TASK OBJECTIVE: Tally how many lines in the data hold the word "name", and give the result with no other text.

PROVIDED MATERIAL:
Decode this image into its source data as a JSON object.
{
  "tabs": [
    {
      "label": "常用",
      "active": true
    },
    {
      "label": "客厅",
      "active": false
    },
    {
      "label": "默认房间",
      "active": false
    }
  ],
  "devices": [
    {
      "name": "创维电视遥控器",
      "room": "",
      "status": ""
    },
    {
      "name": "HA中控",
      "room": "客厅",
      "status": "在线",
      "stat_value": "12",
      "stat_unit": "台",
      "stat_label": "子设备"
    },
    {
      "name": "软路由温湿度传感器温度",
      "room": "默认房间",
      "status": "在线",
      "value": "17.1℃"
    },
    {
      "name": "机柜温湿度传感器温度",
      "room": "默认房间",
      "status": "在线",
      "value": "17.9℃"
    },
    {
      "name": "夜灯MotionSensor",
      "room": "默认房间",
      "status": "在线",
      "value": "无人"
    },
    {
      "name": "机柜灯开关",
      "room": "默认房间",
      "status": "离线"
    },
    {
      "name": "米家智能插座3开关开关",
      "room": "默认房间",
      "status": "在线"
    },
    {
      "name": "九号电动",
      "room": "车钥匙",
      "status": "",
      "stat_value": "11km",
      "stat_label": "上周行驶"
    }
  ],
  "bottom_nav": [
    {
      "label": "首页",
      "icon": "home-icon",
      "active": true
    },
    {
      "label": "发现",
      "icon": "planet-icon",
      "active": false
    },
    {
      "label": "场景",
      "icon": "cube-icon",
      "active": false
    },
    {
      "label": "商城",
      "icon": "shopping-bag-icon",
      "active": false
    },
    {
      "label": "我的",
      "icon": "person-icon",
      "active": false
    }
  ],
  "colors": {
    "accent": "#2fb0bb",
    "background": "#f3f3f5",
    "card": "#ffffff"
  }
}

TASK ANSWER: 8